Segment Start: Records to process

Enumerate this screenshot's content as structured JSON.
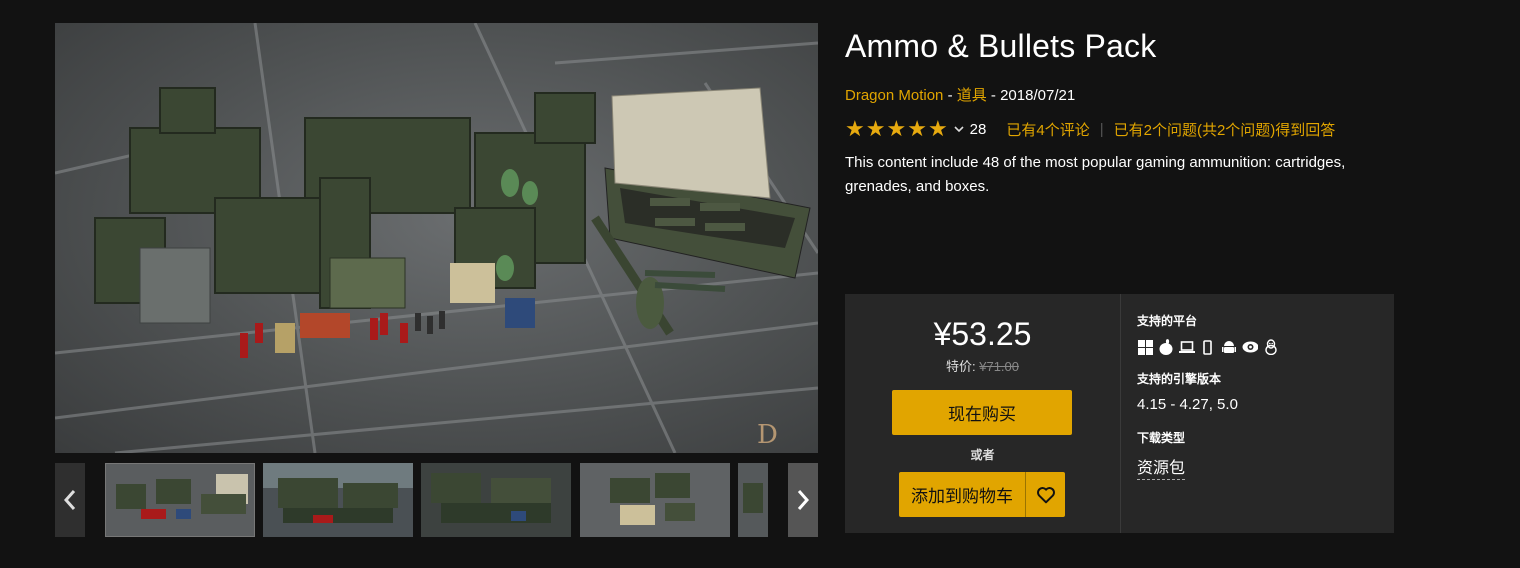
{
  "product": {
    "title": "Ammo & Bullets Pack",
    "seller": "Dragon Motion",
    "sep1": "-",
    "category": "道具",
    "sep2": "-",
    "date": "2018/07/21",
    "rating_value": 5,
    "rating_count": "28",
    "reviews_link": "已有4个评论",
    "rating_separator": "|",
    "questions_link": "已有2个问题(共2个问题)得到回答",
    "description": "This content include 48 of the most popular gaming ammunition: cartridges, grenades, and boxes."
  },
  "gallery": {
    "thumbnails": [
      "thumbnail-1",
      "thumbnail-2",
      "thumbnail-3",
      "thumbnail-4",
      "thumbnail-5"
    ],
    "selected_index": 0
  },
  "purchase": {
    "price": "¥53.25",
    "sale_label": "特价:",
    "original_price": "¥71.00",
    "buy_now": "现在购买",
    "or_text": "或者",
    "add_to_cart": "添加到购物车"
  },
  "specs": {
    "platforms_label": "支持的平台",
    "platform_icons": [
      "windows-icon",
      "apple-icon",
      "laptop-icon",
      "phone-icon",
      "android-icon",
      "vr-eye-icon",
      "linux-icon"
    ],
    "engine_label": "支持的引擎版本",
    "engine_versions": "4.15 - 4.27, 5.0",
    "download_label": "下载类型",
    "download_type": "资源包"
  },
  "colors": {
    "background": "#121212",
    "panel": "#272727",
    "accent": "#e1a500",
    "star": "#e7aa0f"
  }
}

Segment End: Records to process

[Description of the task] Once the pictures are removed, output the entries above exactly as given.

[Result of this task]
Enumerate this screenshot's content as structured JSON.
{
  "product": {
    "title": "Ammo & Bullets Pack",
    "seller": "Dragon Motion",
    "sep1": "-",
    "category": "道具",
    "sep2": "-",
    "date": "2018/07/21",
    "rating_value": 5,
    "rating_count": "28",
    "reviews_link": "已有4个评论",
    "rating_separator": "|",
    "questions_link": "已有2个问题(共2个问题)得到回答",
    "description": "This content include 48 of the most popular gaming ammunition: cartridges, grenades, and boxes."
  },
  "gallery": {
    "thumbnails": [
      "thumbnail-1",
      "thumbnail-2",
      "thumbnail-3",
      "thumbnail-4",
      "thumbnail-5"
    ],
    "selected_index": 0
  },
  "purchase": {
    "price": "¥53.25",
    "sale_label": "特价:",
    "original_price": "¥71.00",
    "buy_now": "现在购买",
    "or_text": "或者",
    "add_to_cart": "添加到购物车"
  },
  "specs": {
    "platforms_label": "支持的平台",
    "platform_icons": [
      "windows-icon",
      "apple-icon",
      "laptop-icon",
      "phone-icon",
      "android-icon",
      "vr-eye-icon",
      "linux-icon"
    ],
    "engine_label": "支持的引擎版本",
    "engine_versions": "4.15 - 4.27, 5.0",
    "download_label": "下载类型",
    "download_type": "资源包"
  },
  "colors": {
    "background": "#121212",
    "panel": "#272727",
    "accent": "#e1a500",
    "star": "#e7aa0f"
  }
}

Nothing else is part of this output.